In desperation, off I went to the gym. Group fitness classes, no less. It was not love at first sight, and it didn’t work immediately. But after about four months, it became one of my most important self-care practices.

And something else started to happen — the chemical rush was good for my brain, but feeling strong in my body (well, not at first) was also a key piece. It reminded me of the importance of basic cardiovascular fitness.

Lastly, these classes and this type of exercise forced me to look at my scripts around “exercise:”

  • “I’m not fit in that way.”
  • “I could never do that kind of class.”
  • “I’m not that type of person.”
  • “I’m not strong enough.”
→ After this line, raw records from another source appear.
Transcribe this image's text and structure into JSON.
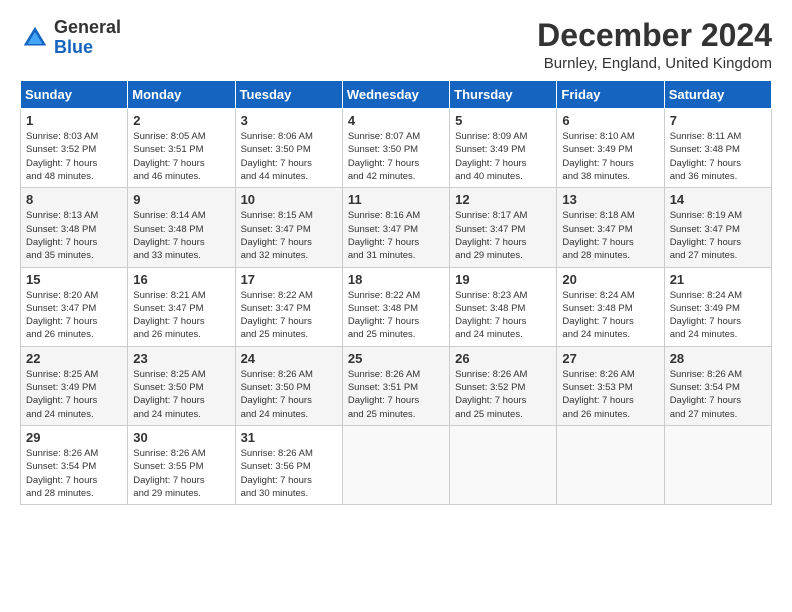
{
  "logo": {
    "line1": "General",
    "line2": "Blue"
  },
  "title": "December 2024",
  "subtitle": "Burnley, England, United Kingdom",
  "headers": [
    "Sunday",
    "Monday",
    "Tuesday",
    "Wednesday",
    "Thursday",
    "Friday",
    "Saturday"
  ],
  "weeks": [
    [
      {
        "day": "1",
        "info": "Sunrise: 8:03 AM\nSunset: 3:52 PM\nDaylight: 7 hours\nand 48 minutes."
      },
      {
        "day": "2",
        "info": "Sunrise: 8:05 AM\nSunset: 3:51 PM\nDaylight: 7 hours\nand 46 minutes."
      },
      {
        "day": "3",
        "info": "Sunrise: 8:06 AM\nSunset: 3:50 PM\nDaylight: 7 hours\nand 44 minutes."
      },
      {
        "day": "4",
        "info": "Sunrise: 8:07 AM\nSunset: 3:50 PM\nDaylight: 7 hours\nand 42 minutes."
      },
      {
        "day": "5",
        "info": "Sunrise: 8:09 AM\nSunset: 3:49 PM\nDaylight: 7 hours\nand 40 minutes."
      },
      {
        "day": "6",
        "info": "Sunrise: 8:10 AM\nSunset: 3:49 PM\nDaylight: 7 hours\nand 38 minutes."
      },
      {
        "day": "7",
        "info": "Sunrise: 8:11 AM\nSunset: 3:48 PM\nDaylight: 7 hours\nand 36 minutes."
      }
    ],
    [
      {
        "day": "8",
        "info": "Sunrise: 8:13 AM\nSunset: 3:48 PM\nDaylight: 7 hours\nand 35 minutes."
      },
      {
        "day": "9",
        "info": "Sunrise: 8:14 AM\nSunset: 3:48 PM\nDaylight: 7 hours\nand 33 minutes."
      },
      {
        "day": "10",
        "info": "Sunrise: 8:15 AM\nSunset: 3:47 PM\nDaylight: 7 hours\nand 32 minutes."
      },
      {
        "day": "11",
        "info": "Sunrise: 8:16 AM\nSunset: 3:47 PM\nDaylight: 7 hours\nand 31 minutes."
      },
      {
        "day": "12",
        "info": "Sunrise: 8:17 AM\nSunset: 3:47 PM\nDaylight: 7 hours\nand 29 minutes."
      },
      {
        "day": "13",
        "info": "Sunrise: 8:18 AM\nSunset: 3:47 PM\nDaylight: 7 hours\nand 28 minutes."
      },
      {
        "day": "14",
        "info": "Sunrise: 8:19 AM\nSunset: 3:47 PM\nDaylight: 7 hours\nand 27 minutes."
      }
    ],
    [
      {
        "day": "15",
        "info": "Sunrise: 8:20 AM\nSunset: 3:47 PM\nDaylight: 7 hours\nand 26 minutes."
      },
      {
        "day": "16",
        "info": "Sunrise: 8:21 AM\nSunset: 3:47 PM\nDaylight: 7 hours\nand 26 minutes."
      },
      {
        "day": "17",
        "info": "Sunrise: 8:22 AM\nSunset: 3:47 PM\nDaylight: 7 hours\nand 25 minutes."
      },
      {
        "day": "18",
        "info": "Sunrise: 8:22 AM\nSunset: 3:48 PM\nDaylight: 7 hours\nand 25 minutes."
      },
      {
        "day": "19",
        "info": "Sunrise: 8:23 AM\nSunset: 3:48 PM\nDaylight: 7 hours\nand 24 minutes."
      },
      {
        "day": "20",
        "info": "Sunrise: 8:24 AM\nSunset: 3:48 PM\nDaylight: 7 hours\nand 24 minutes."
      },
      {
        "day": "21",
        "info": "Sunrise: 8:24 AM\nSunset: 3:49 PM\nDaylight: 7 hours\nand 24 minutes."
      }
    ],
    [
      {
        "day": "22",
        "info": "Sunrise: 8:25 AM\nSunset: 3:49 PM\nDaylight: 7 hours\nand 24 minutes."
      },
      {
        "day": "23",
        "info": "Sunrise: 8:25 AM\nSunset: 3:50 PM\nDaylight: 7 hours\nand 24 minutes."
      },
      {
        "day": "24",
        "info": "Sunrise: 8:26 AM\nSunset: 3:50 PM\nDaylight: 7 hours\nand 24 minutes."
      },
      {
        "day": "25",
        "info": "Sunrise: 8:26 AM\nSunset: 3:51 PM\nDaylight: 7 hours\nand 25 minutes."
      },
      {
        "day": "26",
        "info": "Sunrise: 8:26 AM\nSunset: 3:52 PM\nDaylight: 7 hours\nand 25 minutes."
      },
      {
        "day": "27",
        "info": "Sunrise: 8:26 AM\nSunset: 3:53 PM\nDaylight: 7 hours\nand 26 minutes."
      },
      {
        "day": "28",
        "info": "Sunrise: 8:26 AM\nSunset: 3:54 PM\nDaylight: 7 hours\nand 27 minutes."
      }
    ],
    [
      {
        "day": "29",
        "info": "Sunrise: 8:26 AM\nSunset: 3:54 PM\nDaylight: 7 hours\nand 28 minutes."
      },
      {
        "day": "30",
        "info": "Sunrise: 8:26 AM\nSunset: 3:55 PM\nDaylight: 7 hours\nand 29 minutes."
      },
      {
        "day": "31",
        "info": "Sunrise: 8:26 AM\nSunset: 3:56 PM\nDaylight: 7 hours\nand 30 minutes."
      },
      null,
      null,
      null,
      null
    ]
  ]
}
And looking at our scripts is always a good thing.

Because here’s an important fact — we need both cardiovascular work and rest.

We all have our preferred end of the spectrum. I like stretching and lying about. Type A’ers like Crossfit and power flow in 90 degree heat.

But we all need movement and a variety of ranges of motion, as well as stillness and rest. 

Heart rate variability, nervous system restoration, regulating hormones, healthy circulation, effective digestion and much more happen when you have both — not just one or the other.

So where can you get this range?

  • Well, yoga asana can be aerobic. Sun Salutations (commonly referred to as Vinyasa or flow) are active and dynamic. Be aware and purposeful through the transitions, go at a pace that is realistic for you and rest when your alignment starts to crumble.
  • Go for a brisk walk, a jog or a bike ride...then go home and put your legs up the wall.
  • If you belong to a fitness gym, try a group class! Yes, it might smell weird, the music will be loud, you might look or feel silly...just go with it.
  • You can pretend jump rope, do squats, push ups or lunge dips at home -- anything that appropriately challenges you and gets the heart rate up for at least 10 minutes at a time. Then sit or lie down and do a few stretches. Don't make it complicated.

Always great to rally a friend to do it with you -- more fun and accountability. 

Challenge the things you tell yourself -- I'm too this, I'm not enough this, I can't, I always. Yoga practice is in part about purification, refinement and self-knowledge. Use discomfort zone experiments as a way to deepen on all levels.

Let me know how it goes!